Caching with Memcache
Many developers, like those at Snapdeal, start with a relational database and find that performance is insufficient. The pressures of throughput and/or latency force them to use a caching solution like Memcache (aka Memcached) and RAM rather than disk.
For small instances where a single cache can hold enough data, this may prove sufficient. In other cases, a single instance of Memcache is not enough to deal with the volume of traffic, so other strategies are required.
Sharding to Scale
Companies may use sharding inside the application or some other similar technique to make use of more than one Memcache instance to create additional capacity. There are problems with these strategies that get progressively bigger as you try to scale this to many Memcache instances. These include one or more of the following:
- The cache size itself can be problematic. While it is easy to think that the cache will hold the “most valuable data,” this is often very difficult to predict. Choosing a cache too small renders it useless. Some use cases may require caching all the data and using the relational database as a backup. The hardware costs of storing this much data in memory can be very high.
- Sharding becomes increasingly difficult. Making changes to the sharding algorithm as you add nodes is disruptive, invalidating the existing data cache and forcing a rebuild. During this time performance will at best degrade, but may also run into service outages for a time. You may find that some shards have a grossly disproportionate amount of data or traffic, forcing you to spend a lot of time manually tuning these.
- There is no automated fail-over to another cache if a Memcache instance dies. While Memcache is very stable as a product, it is still subject to hardware fault. If a power supply dies, the data it held in its cache will be inaccessible. This will require developers to code their application to either go back to the relational database or simply produce an error.
- There is no persistence and when a Memcache instance dies and all the data in that node goes with it. As a result when a host goes down to due to a hardware fault, the cache on the host must be rebuilt (if possible). This can be a very time consuming process.
- Developers must think about and manage the data between the relational database and Memcache separately. This often results in making multiple reads or writes – one for the cache and one for the relational database. Although caching is not a difficult concept, it can complicate development work.
Shift don’t Shard

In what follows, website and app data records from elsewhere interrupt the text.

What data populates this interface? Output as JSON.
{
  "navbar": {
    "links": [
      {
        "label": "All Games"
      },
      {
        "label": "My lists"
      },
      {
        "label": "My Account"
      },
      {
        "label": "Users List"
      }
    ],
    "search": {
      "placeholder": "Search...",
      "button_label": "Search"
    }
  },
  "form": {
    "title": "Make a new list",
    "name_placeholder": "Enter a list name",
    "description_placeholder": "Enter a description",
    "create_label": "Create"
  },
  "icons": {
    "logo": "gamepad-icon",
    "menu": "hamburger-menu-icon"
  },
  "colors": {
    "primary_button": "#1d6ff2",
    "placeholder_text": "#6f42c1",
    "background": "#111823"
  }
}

Instead of managing a sharding layer (and its many separate shards) with a relational database, customers are now shifting to a single Aerospike cluster and a cache-less architecture. This gives them:

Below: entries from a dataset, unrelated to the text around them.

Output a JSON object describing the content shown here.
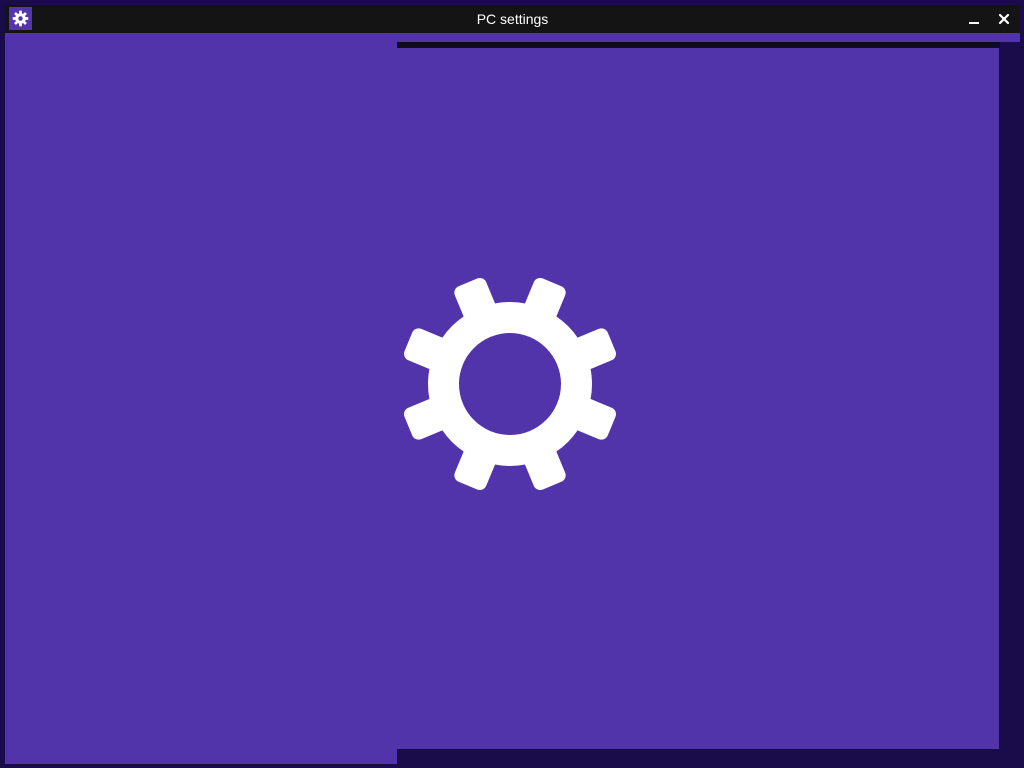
{
  "window": {
    "title": "PC settings",
    "app_icon": "gear-icon",
    "controls": {
      "minimize_icon": "minimize-icon",
      "close_icon": "close-icon"
    }
  },
  "splash": {
    "icon": "gear-icon"
  },
  "colors": {
    "accent": "#5234aa",
    "titlebar": "#141414",
    "frame": "#1a0b4a",
    "icon": "#ffffff"
  }
}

- Automatic and immediate failover when a node fails.
- Replication of data to 2 or more copies. Even if a node fails, the Aerospike cluster will work to maintain the proper number of copies of the data.
- Predictable performance with the same level of latency to any record across the cluster. There is no need to determine the most valuable data, because it is all handled the same way: with very high throughput and low latency.
- Lower cost using SSDs rather than memory. The costs calculated here are for an extended period of time. While the way that some databases use SSDs may lead to SSD hotspots that can erode a disk, Aerospike has its own mechanism for evenly wearing SSDs. Customers have used SSDs on Aerospike in extremely high intensity environments for years with very few failures. In addition, a single server with SSDs can generally handle much greater volumes of data than with RAM. This leads to fewer servers, which lowers costs even more.
Replace Memcache or replace Memcache and MySQL
One set of customers have been replacing Memcache with Aerospike and keeping their relational database. This gives them:
- Immediate failover in the event of a lost node.
- Persistence of the data on disk.
- Choice of RAM or low-cost SSD to store the data.
Another set of customers replace both Memcache and MySQL. Here the application simply reads and writes all data from an Aerospike cluster. Rather than maintaining separate connections to Memcache and a relational database, applications simply write to an Aerospike cluster. This gives them all the benefits listed above, plus:
- Simpler application development. Developers need to only worry about interfacing with an Aerospike cluster rather than reading and writing from both a cache and a relational database.
- Simpler operations of a single (self-managing) Aerospike cluster as opposed to a relational database and many independent Memcache instances.
Aerospike provides the same performance and latency of Memcache, while being much easier to manage. Read the Snapdeal case study to learn about how they are accelerating their application using Aerospike as a cache. So, shift, don’t shard – it’s a whole lot simpler.